**Aim of the task:**
Only the count is expected: the number of lines below that contain "this".

Dataset rows for apps and sites:
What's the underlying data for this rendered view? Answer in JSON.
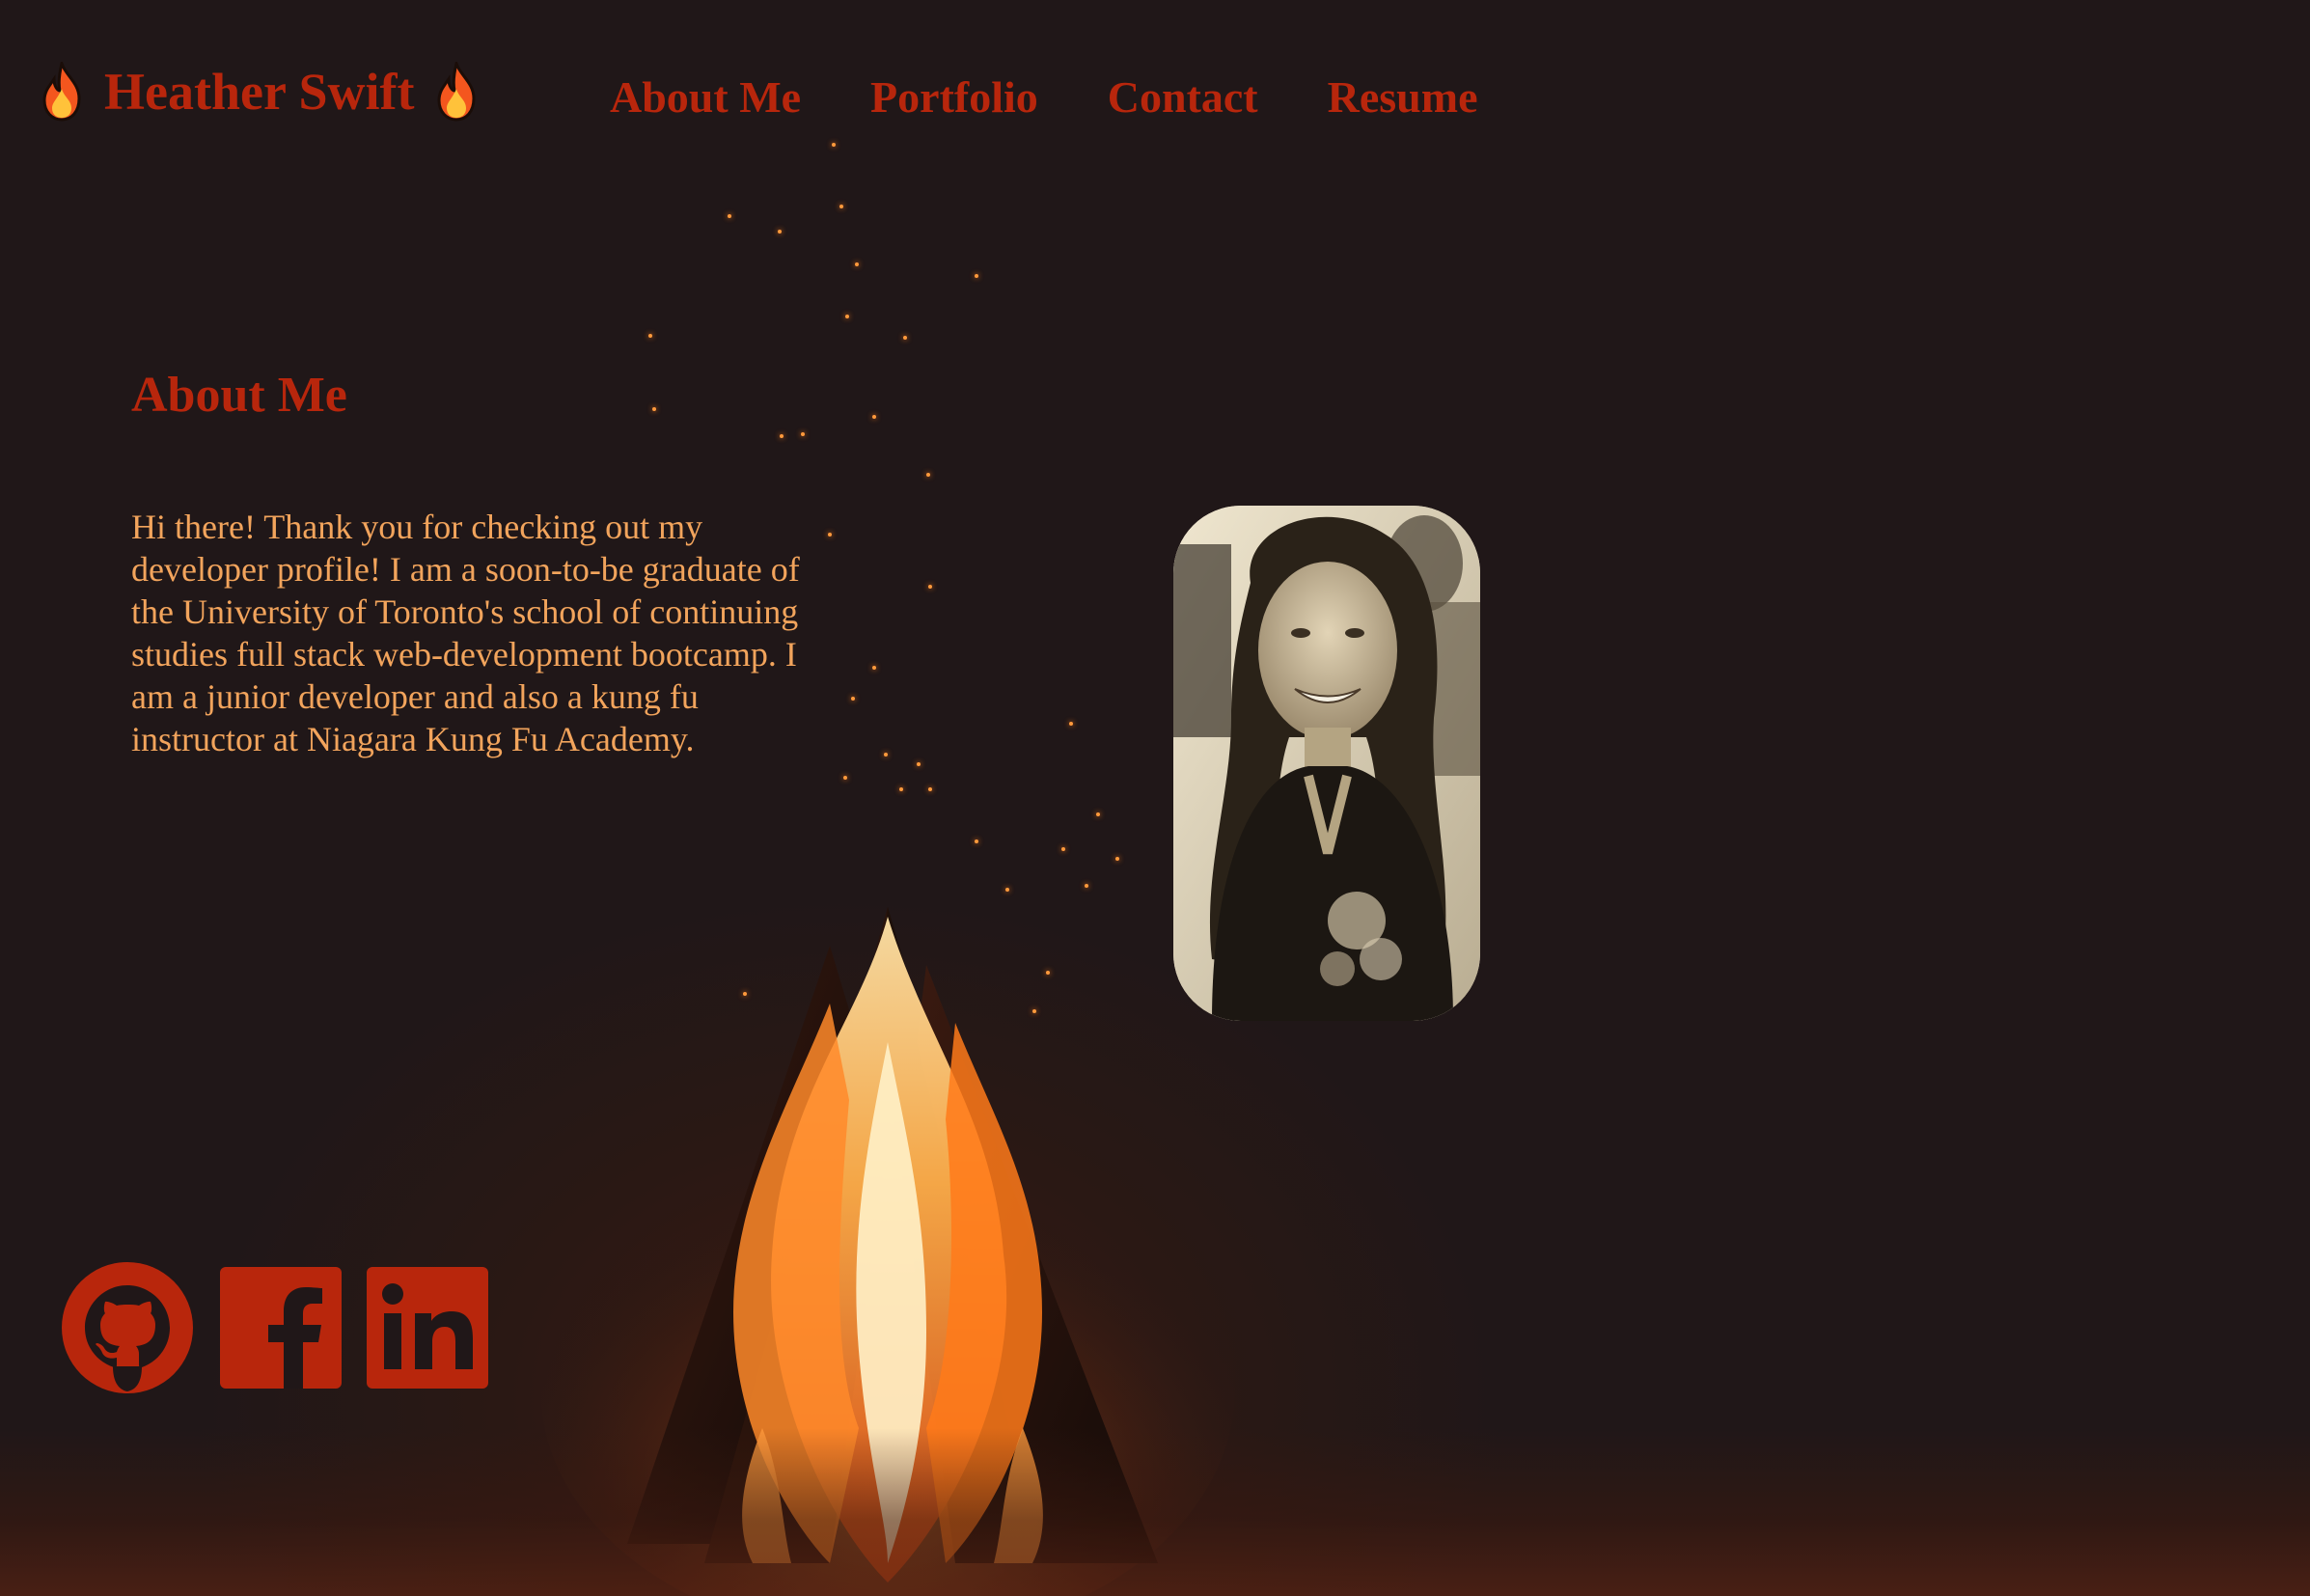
{
  "header": {
    "brand_name": "Heather Swift",
    "brand_icon": "fire-icon",
    "nav": [
      {
        "label": "About Me"
      },
      {
        "label": "Portfolio"
      },
      {
        "label": "Contact"
      },
      {
        "label": "Resume"
      }
    ]
  },
  "about": {
    "title": "About Me",
    "body": "Hi there! Thank you for checking out my developer profile! I am a soon-to-be graduate of the University of Toronto's school of continuing studies full stack web-development bootcamp. I am a junior developer and also a kung fu instructor at Niagara Kung Fu Academy."
  },
  "profile_photo": {
    "icon": "profile-photo"
  },
  "socials": [
    {
      "icon": "github-icon"
    },
    {
      "icon": "facebook-icon"
    },
    {
      "icon": "linkedin-icon"
    }
  ],
  "colors": {
    "background": "#201718",
    "accent": "#b8260c",
    "body_text": "#f2a45c"
  }
}
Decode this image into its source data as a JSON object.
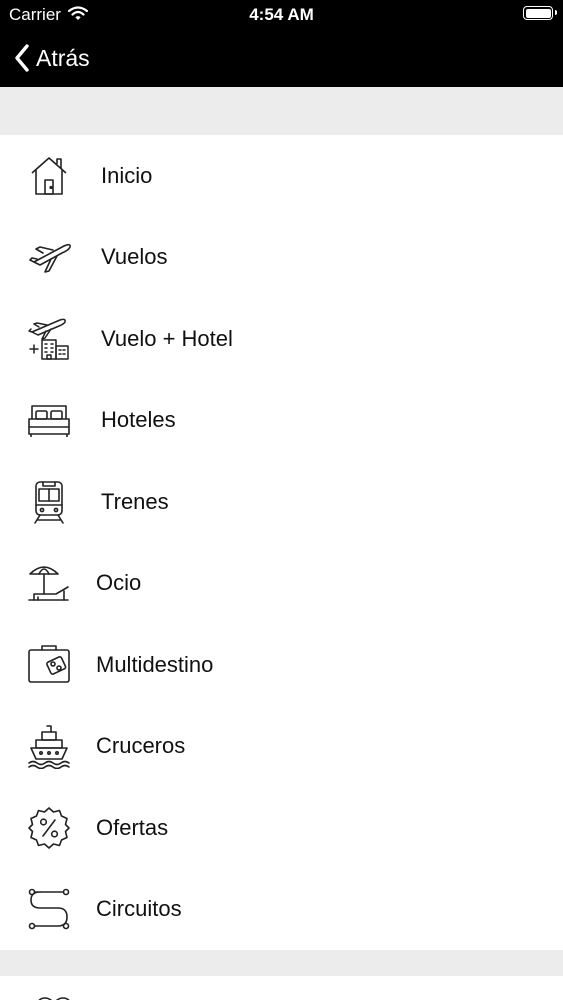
{
  "status_bar": {
    "carrier": "Carrier",
    "time": "4:54 AM",
    "icons": [
      "wifi-icon",
      "battery-icon"
    ]
  },
  "nav": {
    "back_label": "Atrás",
    "back_icon": "chevron-left-icon"
  },
  "menu": {
    "items": [
      {
        "label": "Inicio",
        "icon": "house-icon"
      },
      {
        "label": "Vuelos",
        "icon": "airplane-icon"
      },
      {
        "label": "Vuelo + Hotel",
        "icon": "flight-hotel-icon"
      },
      {
        "label": "Hoteles",
        "icon": "bed-icon"
      },
      {
        "label": "Trenes",
        "icon": "train-icon"
      },
      {
        "label": "Ocio",
        "icon": "beach-umbrella-icon"
      },
      {
        "label": "Multidestino",
        "icon": "suitcase-icon"
      },
      {
        "label": "Cruceros",
        "icon": "ship-icon"
      },
      {
        "label": "Ofertas",
        "icon": "percent-badge-icon"
      },
      {
        "label": "Circuitos",
        "icon": "route-icon"
      }
    ]
  },
  "colors": {
    "bar_background": "#000000",
    "page_background": "#ececec",
    "list_background": "#ffffff",
    "text": "#111111"
  }
}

**Answer section:**
2